**What you will do**
Check every line of the entries that follow, and copy the ones containing "title".

**Supplied information**

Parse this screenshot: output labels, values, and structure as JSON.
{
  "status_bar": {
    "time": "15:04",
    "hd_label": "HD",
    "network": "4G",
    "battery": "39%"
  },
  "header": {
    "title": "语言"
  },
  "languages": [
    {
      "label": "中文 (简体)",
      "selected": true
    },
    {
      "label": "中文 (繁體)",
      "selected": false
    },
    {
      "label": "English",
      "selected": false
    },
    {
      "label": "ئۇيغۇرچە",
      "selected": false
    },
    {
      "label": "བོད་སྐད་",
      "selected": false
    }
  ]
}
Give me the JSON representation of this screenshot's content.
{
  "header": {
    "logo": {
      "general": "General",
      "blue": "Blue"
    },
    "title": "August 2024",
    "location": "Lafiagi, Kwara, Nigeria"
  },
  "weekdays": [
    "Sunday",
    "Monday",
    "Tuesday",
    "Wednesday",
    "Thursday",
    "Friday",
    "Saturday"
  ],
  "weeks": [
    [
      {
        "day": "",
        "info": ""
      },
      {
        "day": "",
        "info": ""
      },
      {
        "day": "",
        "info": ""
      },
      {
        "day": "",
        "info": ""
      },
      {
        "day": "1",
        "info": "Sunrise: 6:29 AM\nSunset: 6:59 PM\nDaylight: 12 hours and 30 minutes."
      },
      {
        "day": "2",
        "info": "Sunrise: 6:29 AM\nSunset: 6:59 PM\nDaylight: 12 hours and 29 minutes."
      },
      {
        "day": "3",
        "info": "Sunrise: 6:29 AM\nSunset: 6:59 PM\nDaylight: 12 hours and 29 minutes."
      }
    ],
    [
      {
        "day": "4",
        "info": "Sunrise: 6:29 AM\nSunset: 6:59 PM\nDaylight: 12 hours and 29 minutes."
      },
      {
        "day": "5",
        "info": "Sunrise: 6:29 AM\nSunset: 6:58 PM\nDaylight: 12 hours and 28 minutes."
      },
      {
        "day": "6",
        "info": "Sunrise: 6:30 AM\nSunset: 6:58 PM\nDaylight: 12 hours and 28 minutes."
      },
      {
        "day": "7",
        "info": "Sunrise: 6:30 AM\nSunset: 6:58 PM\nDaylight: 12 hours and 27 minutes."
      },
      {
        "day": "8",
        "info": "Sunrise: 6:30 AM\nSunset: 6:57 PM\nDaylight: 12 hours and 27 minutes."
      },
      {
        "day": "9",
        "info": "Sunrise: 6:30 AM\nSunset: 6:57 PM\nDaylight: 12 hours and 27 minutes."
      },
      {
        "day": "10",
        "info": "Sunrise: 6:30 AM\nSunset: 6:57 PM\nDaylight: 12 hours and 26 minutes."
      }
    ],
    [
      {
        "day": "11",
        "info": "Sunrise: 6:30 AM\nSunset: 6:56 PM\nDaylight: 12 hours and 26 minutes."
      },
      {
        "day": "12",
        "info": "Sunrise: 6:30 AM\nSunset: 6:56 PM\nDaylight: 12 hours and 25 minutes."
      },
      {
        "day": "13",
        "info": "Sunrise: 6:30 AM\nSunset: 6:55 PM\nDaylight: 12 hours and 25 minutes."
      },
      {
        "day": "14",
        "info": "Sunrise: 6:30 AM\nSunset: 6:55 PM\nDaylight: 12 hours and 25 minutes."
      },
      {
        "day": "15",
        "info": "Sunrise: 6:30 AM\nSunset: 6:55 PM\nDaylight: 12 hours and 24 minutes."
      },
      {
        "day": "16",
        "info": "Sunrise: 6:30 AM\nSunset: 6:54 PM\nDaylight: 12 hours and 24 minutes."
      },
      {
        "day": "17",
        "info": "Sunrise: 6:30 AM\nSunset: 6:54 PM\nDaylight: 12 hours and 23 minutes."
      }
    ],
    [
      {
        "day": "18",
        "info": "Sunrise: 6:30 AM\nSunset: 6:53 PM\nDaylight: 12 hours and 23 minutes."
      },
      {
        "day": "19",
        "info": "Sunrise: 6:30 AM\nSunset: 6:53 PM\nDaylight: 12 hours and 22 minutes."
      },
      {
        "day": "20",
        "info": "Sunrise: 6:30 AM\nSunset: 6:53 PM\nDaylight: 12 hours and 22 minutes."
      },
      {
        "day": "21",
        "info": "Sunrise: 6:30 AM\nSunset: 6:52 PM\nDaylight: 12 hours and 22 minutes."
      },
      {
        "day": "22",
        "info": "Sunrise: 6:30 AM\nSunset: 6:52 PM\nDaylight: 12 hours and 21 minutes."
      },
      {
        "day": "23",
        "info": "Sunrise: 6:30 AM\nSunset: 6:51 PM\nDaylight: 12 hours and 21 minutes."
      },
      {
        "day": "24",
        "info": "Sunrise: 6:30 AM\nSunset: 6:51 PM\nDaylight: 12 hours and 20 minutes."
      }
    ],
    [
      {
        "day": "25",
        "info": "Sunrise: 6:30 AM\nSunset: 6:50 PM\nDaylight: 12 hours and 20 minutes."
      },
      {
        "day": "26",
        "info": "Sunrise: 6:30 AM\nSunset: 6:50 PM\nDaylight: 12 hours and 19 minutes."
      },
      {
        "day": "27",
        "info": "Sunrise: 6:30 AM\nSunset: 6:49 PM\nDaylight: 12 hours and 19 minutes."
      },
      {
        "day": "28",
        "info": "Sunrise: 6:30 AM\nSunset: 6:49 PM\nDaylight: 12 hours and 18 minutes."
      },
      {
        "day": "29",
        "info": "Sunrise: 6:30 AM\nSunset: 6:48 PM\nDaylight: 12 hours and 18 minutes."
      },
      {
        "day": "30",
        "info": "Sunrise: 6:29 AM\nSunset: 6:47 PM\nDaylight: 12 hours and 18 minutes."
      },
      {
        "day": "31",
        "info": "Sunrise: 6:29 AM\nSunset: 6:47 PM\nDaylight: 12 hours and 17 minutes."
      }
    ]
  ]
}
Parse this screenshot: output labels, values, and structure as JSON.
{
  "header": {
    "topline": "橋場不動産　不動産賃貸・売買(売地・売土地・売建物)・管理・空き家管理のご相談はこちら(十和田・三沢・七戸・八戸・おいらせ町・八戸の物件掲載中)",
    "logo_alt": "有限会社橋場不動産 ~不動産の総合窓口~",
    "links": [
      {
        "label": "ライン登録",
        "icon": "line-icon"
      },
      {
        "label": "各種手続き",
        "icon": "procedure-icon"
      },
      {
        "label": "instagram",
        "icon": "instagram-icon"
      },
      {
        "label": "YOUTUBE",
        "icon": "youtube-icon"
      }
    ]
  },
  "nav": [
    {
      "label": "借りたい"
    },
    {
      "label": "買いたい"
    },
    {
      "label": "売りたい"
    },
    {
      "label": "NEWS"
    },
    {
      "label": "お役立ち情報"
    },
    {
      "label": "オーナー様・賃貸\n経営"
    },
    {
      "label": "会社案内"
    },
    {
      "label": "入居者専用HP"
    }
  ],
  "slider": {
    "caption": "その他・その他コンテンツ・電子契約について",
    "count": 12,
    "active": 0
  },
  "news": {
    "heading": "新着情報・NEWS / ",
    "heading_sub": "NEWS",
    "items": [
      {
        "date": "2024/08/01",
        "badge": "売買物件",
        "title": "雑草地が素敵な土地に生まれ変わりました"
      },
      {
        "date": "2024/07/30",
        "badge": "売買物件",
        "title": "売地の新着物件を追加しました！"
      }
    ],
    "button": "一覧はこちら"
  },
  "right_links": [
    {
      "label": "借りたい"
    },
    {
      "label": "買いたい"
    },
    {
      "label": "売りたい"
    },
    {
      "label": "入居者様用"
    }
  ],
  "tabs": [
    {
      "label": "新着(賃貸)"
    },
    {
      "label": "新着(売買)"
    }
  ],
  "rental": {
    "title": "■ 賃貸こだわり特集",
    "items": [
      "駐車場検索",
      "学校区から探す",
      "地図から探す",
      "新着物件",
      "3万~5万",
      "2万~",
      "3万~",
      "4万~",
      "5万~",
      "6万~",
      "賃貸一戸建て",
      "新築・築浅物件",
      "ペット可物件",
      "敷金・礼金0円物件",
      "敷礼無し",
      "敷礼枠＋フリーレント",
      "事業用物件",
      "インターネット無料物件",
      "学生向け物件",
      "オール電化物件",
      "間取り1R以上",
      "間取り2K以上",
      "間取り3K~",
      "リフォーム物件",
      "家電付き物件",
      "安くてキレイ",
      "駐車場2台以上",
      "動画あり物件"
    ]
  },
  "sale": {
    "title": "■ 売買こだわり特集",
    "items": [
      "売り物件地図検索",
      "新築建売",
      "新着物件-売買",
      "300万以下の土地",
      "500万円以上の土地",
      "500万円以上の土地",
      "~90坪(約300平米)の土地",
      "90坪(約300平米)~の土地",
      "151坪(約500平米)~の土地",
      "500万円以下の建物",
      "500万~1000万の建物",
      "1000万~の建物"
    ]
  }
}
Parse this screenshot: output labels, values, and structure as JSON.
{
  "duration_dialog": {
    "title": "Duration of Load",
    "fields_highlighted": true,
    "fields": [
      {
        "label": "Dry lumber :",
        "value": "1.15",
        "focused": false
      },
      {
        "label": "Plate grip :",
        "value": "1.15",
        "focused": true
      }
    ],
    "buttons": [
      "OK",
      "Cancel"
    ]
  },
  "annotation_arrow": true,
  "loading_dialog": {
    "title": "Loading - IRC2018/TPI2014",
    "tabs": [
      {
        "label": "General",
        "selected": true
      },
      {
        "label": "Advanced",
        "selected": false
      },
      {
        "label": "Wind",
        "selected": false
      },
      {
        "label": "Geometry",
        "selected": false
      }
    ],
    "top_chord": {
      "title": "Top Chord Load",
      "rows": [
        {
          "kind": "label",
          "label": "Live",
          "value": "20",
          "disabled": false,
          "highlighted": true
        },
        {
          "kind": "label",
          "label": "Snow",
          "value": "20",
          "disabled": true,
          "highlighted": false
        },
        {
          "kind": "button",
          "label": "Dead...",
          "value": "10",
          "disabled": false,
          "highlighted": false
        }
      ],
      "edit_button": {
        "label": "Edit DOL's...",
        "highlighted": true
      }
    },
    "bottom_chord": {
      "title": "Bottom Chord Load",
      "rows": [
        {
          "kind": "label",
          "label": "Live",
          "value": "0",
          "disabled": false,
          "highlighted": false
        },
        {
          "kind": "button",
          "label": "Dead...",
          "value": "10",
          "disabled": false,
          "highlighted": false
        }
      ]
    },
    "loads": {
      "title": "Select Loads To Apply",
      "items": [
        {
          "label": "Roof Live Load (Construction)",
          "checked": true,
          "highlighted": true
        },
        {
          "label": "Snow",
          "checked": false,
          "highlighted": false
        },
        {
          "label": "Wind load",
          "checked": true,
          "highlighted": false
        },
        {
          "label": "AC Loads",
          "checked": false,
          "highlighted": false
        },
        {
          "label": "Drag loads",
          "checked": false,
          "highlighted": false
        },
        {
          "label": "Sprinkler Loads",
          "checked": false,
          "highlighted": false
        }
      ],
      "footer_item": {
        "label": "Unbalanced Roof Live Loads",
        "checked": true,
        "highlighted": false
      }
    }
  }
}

**Answer space**
    "title": "语言"
    "title": "August 2024",
        "title": "雑草地が素敵な土地に生まれ変わりました"
        "title": "売地の新着物件を追加しました！"
    "title": "■ 賃貸こだわり特集",
    "title": "■ 売買こだわり特集",
    "title": "Duration of Load",
    "title": "Loading - IRC2018/TPI2014",
      "title": "Top Chord Load",
      "title": "Bottom Chord Load",
      "title": "Select Loads To Apply",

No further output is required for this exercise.